I admit that the number of record hints or matches can be overwhelming to some users. For example, I presently have 17,634 record hints waiting to be confirmed and attached for 13,006 records on my family tree and 2,470 people with 7,737 Record Matches on My own experience is that the accuracy of both is very high. It seems strange to me that a genealogist can be bothered by too much information. It is usually the other way around. 

This past week or so, I helped a patron in the Brigham Young University Family History Library with some Irish research for a "brick wall" ancestor. She said they had been looking for this person for a long time. However, I soon discovered that she was not acquainted with the website. After making a search for the person she was stuck on, I found his birth record on the parish register where he lived in Ireland on, Granted this does not always happen, but don't underestimate the huge number of records on just these four websites. 

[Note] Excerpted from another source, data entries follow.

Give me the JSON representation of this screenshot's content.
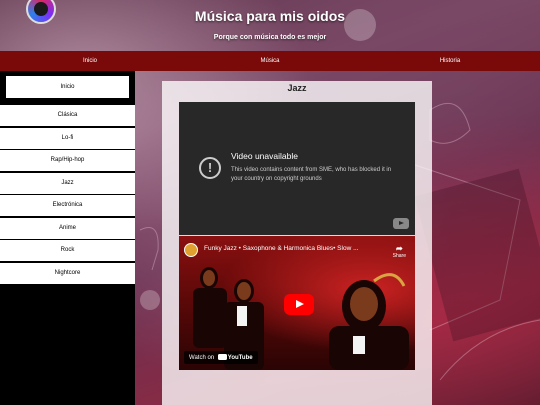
{
  "site": {
    "title": "Música para mis oidos",
    "subtitle": "Porque con música todo es mejor"
  },
  "top_nav": {
    "items": [
      {
        "label": "Inicio"
      },
      {
        "label": "Música"
      },
      {
        "label": "Historia"
      }
    ]
  },
  "sidebar": {
    "items": [
      {
        "label": "Inicio"
      },
      {
        "label": "Clásica"
      },
      {
        "label": "Lo-fi"
      },
      {
        "label": "Rap/Hip-hop"
      },
      {
        "label": "Jazz"
      },
      {
        "label": "Electrónica"
      },
      {
        "label": "Anime"
      },
      {
        "label": "Rock"
      },
      {
        "label": "Nightcore"
      }
    ]
  },
  "main": {
    "section_title": "Jazz",
    "video1": {
      "error_title": "Video unavailable",
      "error_message": "This video contains content from SME, who has blocked it in your country on copyright grounds"
    },
    "video2": {
      "title": "Funky Jazz • Saxophone & Harmonica Blues• Slow ...",
      "share_label": "Share",
      "watch_on_label": "Watch on",
      "youtube_label": "YouTube"
    }
  },
  "colors": {
    "nav_bg": "#7a0a0a",
    "play_red": "#ff0000"
  }
}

I think one main reason why more genealogists don't have family trees on all four programs is simple inertia. It takes effort to learn all four programs. It takes more effort to add information to all four trees and harvest the record hints. 

For some genealogists, looking at or participating in a "family tree program" is beneath their dignity. They do research in libraries and archives and do not deign to use such public resources such as an online family tree. Whether through lack of computer skills or for whatever other reason, they can be found teaching an entire class on research in a particular country or writing a book about genealogical research without even mentioning any online sources. Paraphrasing a well-known quote, those who ignore online family tree/database websites will be bound to waste their time looking for sources that are easily found online. 


  1. Your article is good and makes a few great points, but I think there are a couple of points to bring up. I think expanding on the why a genealogist doesn't have their tree on multiple programs is not only effort, but cost as well. The other point is yes, all of those sites have all those records, but a good portion of those records are behind paywalls. So those 4 web sites soon become a matter of cost as well. I know that is free, but you run into the wiki tree effect, where your data becomes public use and everyone can change it or take your documents that you so diligently search for or paid for and put them on their own tree without a howdy do. So for me, the reason I don't use all four sites is a matter of cost, effort and fear of losing control.

    1. Thanks, you did a good job of summarizing the same reasons given over and over for not taking advantage of all of the programs. Yet, these same genealogists will spend countless hours researching records that are automatically searched by the websites. Apparently, genealogists do not value their time at all. I have discussed the other issues of changes on the FamilySearch Family Tree many times and done a number of webinars on the subject. The problem with changes is an excuse more than a reason. The last issue is the one of ownership which is also an Issue I have written about and talked about multiple times. I am painfully aware that these issue exist with some genealogists, i just don't believe any of them are valid. I used to have genealogists in Mesa, Arizona who were winter visitors driving $250,000 RVs who complained about the cost of a genealogy program that was selling for $29.95 at the time. The cost issue is a matter of where you put your money and how you value your time.

  2. Many of us live on less than 30k, and I agree with everything 'J me' said. Perhaps you should get off your high horse and take a good look around.

  3. Interesting comment about living on less than 30k since "Unknown" has no idea how I live and whether or not I am on a high horse. Apparently, Unknown has access to the internet. So, my question back would be do you use the FamilySearch Family Tree which is free? Do you use Wikitree which is free? How about the free version of Geni? How much of your less than 30K do you spend on "non-essentials?" Is genealogy an essential or non-essential? I would quit doing a lot of things to keep doing genealogical research. I moved partly so I could walk (if necessary) back and forth to the second largest genealogy library in the world. What are you willing to give up to do genealogical research?